Colorado reduced its ignition interlock required high Blood Alcohol Content (BAC) standard from 0.17 to 0.15, which does not sound like much but 0.16 and 0.17 are the two most common BAC levels at the time of arrest. This will effect a large number of offenders, especially when you consider that Colorado already has huge numbers in their ignition interlock program.
Missouri and Tennessee amended their DUI laws relation to IID by changing their ignition interlock programs to a true “all offender” status. All BAC’s and all numbers of offenses in those states now require the installation of an ignition interlock to regain driving privileges.
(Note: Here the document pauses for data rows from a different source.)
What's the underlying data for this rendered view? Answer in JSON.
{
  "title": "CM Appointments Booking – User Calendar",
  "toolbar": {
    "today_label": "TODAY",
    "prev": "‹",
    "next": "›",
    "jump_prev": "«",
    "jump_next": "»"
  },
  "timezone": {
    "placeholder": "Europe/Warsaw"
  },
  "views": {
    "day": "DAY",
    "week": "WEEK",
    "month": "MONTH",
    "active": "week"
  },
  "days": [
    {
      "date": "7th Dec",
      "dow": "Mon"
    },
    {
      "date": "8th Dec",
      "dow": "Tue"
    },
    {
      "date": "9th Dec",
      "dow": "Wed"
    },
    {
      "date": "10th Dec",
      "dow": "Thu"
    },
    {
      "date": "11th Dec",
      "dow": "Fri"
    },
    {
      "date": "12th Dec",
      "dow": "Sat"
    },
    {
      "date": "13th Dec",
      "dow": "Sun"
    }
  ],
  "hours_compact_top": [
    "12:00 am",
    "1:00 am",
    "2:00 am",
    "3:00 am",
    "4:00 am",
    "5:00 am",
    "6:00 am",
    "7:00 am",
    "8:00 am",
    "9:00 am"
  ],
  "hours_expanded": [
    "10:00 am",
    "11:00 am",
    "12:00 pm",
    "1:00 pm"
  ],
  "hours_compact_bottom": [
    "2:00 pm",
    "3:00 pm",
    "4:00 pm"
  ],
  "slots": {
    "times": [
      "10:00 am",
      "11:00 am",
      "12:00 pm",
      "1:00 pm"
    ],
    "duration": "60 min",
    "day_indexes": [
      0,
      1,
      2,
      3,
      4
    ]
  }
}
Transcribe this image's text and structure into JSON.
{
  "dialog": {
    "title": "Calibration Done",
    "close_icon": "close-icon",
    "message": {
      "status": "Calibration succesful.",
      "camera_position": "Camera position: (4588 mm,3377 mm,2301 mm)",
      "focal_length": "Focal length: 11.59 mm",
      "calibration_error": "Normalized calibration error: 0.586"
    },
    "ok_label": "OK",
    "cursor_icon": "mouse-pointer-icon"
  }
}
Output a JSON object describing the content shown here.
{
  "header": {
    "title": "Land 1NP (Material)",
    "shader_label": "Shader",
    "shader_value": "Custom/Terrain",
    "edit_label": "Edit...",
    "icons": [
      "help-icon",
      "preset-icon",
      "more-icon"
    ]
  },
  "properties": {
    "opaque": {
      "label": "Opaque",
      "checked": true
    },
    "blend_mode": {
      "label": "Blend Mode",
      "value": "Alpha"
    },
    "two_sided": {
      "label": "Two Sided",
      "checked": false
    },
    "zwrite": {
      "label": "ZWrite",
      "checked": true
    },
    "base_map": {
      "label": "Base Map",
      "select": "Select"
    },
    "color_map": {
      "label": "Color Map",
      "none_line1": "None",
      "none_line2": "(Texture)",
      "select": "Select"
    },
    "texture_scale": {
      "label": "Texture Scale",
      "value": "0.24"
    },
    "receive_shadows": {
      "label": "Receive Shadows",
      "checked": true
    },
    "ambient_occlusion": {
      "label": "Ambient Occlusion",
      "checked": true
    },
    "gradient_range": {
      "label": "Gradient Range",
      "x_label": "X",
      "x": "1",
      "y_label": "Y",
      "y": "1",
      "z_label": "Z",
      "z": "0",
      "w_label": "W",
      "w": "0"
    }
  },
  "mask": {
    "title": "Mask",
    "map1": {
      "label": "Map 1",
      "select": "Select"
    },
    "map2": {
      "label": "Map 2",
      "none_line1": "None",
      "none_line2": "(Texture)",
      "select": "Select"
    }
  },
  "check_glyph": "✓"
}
New York’s law makers did three things: It tightened up loopholes on the ignition interlock requirement, it extended the minimum term for these same offenders from six months to twelve, and increased the penalty of driving a vehicle (without an ignition interlock) from a traffic infraction to a felony.